Excerpts from a dataset
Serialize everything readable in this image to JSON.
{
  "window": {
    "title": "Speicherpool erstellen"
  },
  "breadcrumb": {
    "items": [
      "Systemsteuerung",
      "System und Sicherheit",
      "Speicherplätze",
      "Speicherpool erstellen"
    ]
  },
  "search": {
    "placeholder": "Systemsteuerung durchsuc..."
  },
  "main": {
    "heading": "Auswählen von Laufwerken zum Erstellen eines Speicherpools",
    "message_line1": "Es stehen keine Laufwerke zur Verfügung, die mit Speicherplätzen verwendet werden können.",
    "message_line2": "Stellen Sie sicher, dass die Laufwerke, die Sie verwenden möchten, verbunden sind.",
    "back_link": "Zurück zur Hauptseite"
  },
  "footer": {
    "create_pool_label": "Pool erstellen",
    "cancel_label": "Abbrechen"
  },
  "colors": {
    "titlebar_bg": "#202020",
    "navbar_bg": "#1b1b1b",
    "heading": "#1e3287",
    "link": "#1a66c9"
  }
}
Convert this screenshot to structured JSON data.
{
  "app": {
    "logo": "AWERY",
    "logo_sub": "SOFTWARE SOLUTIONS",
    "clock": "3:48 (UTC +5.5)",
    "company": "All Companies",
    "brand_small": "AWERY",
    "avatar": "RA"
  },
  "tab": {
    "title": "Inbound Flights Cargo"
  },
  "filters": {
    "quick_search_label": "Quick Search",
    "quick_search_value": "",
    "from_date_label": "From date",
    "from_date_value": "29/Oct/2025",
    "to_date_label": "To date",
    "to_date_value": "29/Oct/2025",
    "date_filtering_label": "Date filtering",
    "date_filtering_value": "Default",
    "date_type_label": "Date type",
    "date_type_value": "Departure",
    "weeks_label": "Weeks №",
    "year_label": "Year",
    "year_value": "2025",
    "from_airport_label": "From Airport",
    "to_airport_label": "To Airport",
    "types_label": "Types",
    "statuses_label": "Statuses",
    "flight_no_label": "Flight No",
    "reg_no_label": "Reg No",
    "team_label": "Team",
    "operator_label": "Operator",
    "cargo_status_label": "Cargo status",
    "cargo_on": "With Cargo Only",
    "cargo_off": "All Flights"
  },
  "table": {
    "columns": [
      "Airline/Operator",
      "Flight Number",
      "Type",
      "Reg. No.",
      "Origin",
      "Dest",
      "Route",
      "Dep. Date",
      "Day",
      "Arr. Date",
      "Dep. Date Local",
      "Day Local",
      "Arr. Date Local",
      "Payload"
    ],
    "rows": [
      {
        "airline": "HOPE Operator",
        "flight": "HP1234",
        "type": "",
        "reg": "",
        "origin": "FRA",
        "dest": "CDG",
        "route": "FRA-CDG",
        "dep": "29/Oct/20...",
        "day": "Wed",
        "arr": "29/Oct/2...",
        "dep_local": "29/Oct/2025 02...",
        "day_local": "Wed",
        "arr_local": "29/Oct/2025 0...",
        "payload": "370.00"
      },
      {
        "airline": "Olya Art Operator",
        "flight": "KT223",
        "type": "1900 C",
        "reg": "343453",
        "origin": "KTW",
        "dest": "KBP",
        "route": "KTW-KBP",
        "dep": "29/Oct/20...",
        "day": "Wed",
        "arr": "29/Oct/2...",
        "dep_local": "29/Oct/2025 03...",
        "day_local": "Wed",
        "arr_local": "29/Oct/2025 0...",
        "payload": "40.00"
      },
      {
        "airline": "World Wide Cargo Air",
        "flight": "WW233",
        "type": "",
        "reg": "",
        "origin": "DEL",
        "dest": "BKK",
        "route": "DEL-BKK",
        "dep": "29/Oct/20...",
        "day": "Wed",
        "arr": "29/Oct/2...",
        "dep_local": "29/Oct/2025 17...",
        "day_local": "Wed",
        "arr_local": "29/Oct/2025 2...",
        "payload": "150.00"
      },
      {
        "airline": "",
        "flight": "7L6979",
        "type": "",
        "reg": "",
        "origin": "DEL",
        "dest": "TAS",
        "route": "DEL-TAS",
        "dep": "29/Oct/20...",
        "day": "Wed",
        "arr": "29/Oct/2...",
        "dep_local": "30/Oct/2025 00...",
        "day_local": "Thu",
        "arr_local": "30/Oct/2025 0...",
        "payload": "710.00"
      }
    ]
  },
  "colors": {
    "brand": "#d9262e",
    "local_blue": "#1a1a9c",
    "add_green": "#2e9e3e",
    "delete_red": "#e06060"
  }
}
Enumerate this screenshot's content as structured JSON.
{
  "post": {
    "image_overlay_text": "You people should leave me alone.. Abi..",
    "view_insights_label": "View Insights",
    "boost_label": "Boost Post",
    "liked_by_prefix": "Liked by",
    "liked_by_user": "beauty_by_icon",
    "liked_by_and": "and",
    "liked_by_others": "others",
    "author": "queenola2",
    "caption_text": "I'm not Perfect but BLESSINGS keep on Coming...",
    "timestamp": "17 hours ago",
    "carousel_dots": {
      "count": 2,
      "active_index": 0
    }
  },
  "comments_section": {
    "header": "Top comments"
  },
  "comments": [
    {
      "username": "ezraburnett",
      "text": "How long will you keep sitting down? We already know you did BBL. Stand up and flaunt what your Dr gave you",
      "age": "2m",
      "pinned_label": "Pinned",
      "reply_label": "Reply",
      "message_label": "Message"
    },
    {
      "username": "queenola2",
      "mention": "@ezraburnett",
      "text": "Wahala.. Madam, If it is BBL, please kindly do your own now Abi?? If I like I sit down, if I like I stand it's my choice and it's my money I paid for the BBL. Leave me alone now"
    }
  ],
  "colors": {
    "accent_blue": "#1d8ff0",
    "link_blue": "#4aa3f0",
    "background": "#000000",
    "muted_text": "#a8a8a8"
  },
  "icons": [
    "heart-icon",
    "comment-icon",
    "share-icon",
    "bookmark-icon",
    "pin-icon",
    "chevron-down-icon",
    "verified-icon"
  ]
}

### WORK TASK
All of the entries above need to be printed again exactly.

### ANSWER
Serialize everything readable in this image to JSON.
{
  "window": {
    "title": "Speicherpool erstellen"
  },
  "breadcrumb": {
    "items": [
      "Systemsteuerung",
      "System und Sicherheit",
      "Speicherplätze",
      "Speicherpool erstellen"
    ]
  },
  "search": {
    "placeholder": "Systemsteuerung durchsuc..."
  },
  "main": {
    "heading": "Auswählen von Laufwerken zum Erstellen eines Speicherpools",
    "message_line1": "Es stehen keine Laufwerke zur Verfügung, die mit Speicherplätzen verwendet werden können.",
    "message_line2": "Stellen Sie sicher, dass die Laufwerke, die Sie verwenden möchten, verbunden sind.",
    "back_link": "Zurück zur Hauptseite"
  },
  "footer": {
    "create_pool_label": "Pool erstellen",
    "cancel_label": "Abbrechen"
  },
  "colors": {
    "titlebar_bg": "#202020",
    "navbar_bg": "#1b1b1b",
    "heading": "#1e3287",
    "link": "#1a66c9"
  }
}
Convert this screenshot to structured JSON data.
{
  "app": {
    "logo": "AWERY",
    "logo_sub": "SOFTWARE SOLUTIONS",
    "clock": "3:48 (UTC +5.5)",
    "company": "All Companies",
    "brand_small": "AWERY",
    "avatar": "RA"
  },
  "tab": {
    "title": "Inbound Flights Cargo"
  },
  "filters": {
    "quick_search_label": "Quick Search",
    "quick_search_value": "",
    "from_date_label": "From date",
    "from_date_value": "29/Oct/2025",
    "to_date_label": "To date",
    "to_date_value": "29/Oct/2025",
    "date_filtering_label": "Date filtering",
    "date_filtering_value": "Default",
    "date_type_label": "Date type",
    "date_type_value": "Departure",
    "weeks_label": "Weeks №",
    "year_label": "Year",
    "year_value": "2025",
    "from_airport_label": "From Airport",
    "to_airport_label": "To Airport",
    "types_label": "Types",
    "statuses_label": "Statuses",
    "flight_no_label": "Flight No",
    "reg_no_label": "Reg No",
    "team_label": "Team",
    "operator_label": "Operator",
    "cargo_status_label": "Cargo status",
    "cargo_on": "With Cargo Only",
    "cargo_off": "All Flights"
  },
  "table": {
    "columns": [
      "Airline/Operator",
      "Flight Number",
      "Type",
      "Reg. No.",
      "Origin",
      "Dest",
      "Route",
      "Dep. Date",
      "Day",
      "Arr. Date",
      "Dep. Date Local",
      "Day Local",
      "Arr. Date Local",
      "Payload"
    ],
    "rows": [
      {
        "airline": "HOPE Operator",
        "flight": "HP1234",
        "type": "",
        "reg": "",
        "origin": "FRA",
        "dest": "CDG",
        "route": "FRA-CDG",
        "dep": "29/Oct/20...",
        "day": "Wed",
        "arr": "29/Oct/2...",
        "dep_local": "29/Oct/2025 02...",
        "day_local": "Wed",
        "arr_local": "29/Oct/2025 0...",
        "payload": "370.00"
      },
      {
        "airline": "Olya Art Operator",
        "flight": "KT223",
        "type": "1900 C",
        "reg": "343453",
        "origin": "KTW",
        "dest": "KBP",
        "route": "KTW-KBP",
        "dep": "29/Oct/20...",
        "day": "Wed",
        "arr": "29/Oct/2...",
        "dep_local": "29/Oct/2025 03...",
        "day_local": "Wed",
        "arr_local": "29/Oct/2025 0...",
        "payload": "40.00"
      },
      {
        "airline": "World Wide Cargo Air",
        "flight": "WW233",
        "type": "",
        "reg": "",
        "origin": "DEL",
        "dest": "BKK",
        "route": "DEL-BKK",
        "dep": "29/Oct/20...",
        "day": "Wed",
        "arr": "29/Oct/2...",
        "dep_local": "29/Oct/2025 17...",
        "day_local": "Wed",
        "arr_local": "29/Oct/2025 2...",
        "payload": "150.00"
      },
      {
        "airline": "",
        "flight": "7L6979",
        "type": "",
        "reg": "",
        "origin": "DEL",
        "dest": "TAS",
        "route": "DEL-TAS",
        "dep": "29/Oct/20...",
        "day": "Wed",
        "arr": "29/Oct/2...",
        "dep_local": "30/Oct/2025 00...",
        "day_local": "Thu",
        "arr_local": "30/Oct/2025 0...",
        "payload": "710.00"
      }
    ]
  },
  "colors": {
    "brand": "#d9262e",
    "local_blue": "#1a1a9c",
    "add_green": "#2e9e3e",
    "delete_red": "#e06060"
  }
}
Enumerate this screenshot's content as structured JSON.
{
  "post": {
    "image_overlay_text": "You people should leave me alone.. Abi..",
    "view_insights_label": "View Insights",
    "boost_label": "Boost Post",
    "liked_by_prefix": "Liked by",
    "liked_by_user": "beauty_by_icon",
    "liked_by_and": "and",
    "liked_by_others": "others",
    "author": "queenola2",
    "caption_text": "I'm not Perfect but BLESSINGS keep on Coming...",
    "timestamp": "17 hours ago",
    "carousel_dots": {
      "count": 2,
      "active_index": 0
    }
  },
  "comments_section": {
    "header": "Top comments"
  },
  "comments": [
    {
      "username": "ezraburnett",
      "text": "How long will you keep sitting down? We already know you did BBL. Stand up and flaunt what your Dr gave you",
      "age": "2m",
      "pinned_label": "Pinned",
      "reply_label": "Reply",
      "message_label": "Message"
    },
    {
      "username": "queenola2",
      "mention": "@ezraburnett",
      "text": "Wahala.. Madam, If it is BBL, please kindly do your own now Abi?? If I like I sit down, if I like I stand it's my choice and it's my money I paid for the BBL. Leave me alone now"
    }
  ],
  "colors": {
    "accent_blue": "#1d8ff0",
    "link_blue": "#4aa3f0",
    "background": "#000000",
    "muted_text": "#a8a8a8"
  },
  "icons": [
    "heart-icon",
    "comment-icon",
    "share-icon",
    "bookmark-icon",
    "pin-icon",
    "chevron-down-icon",
    "verified-icon"
  ]
}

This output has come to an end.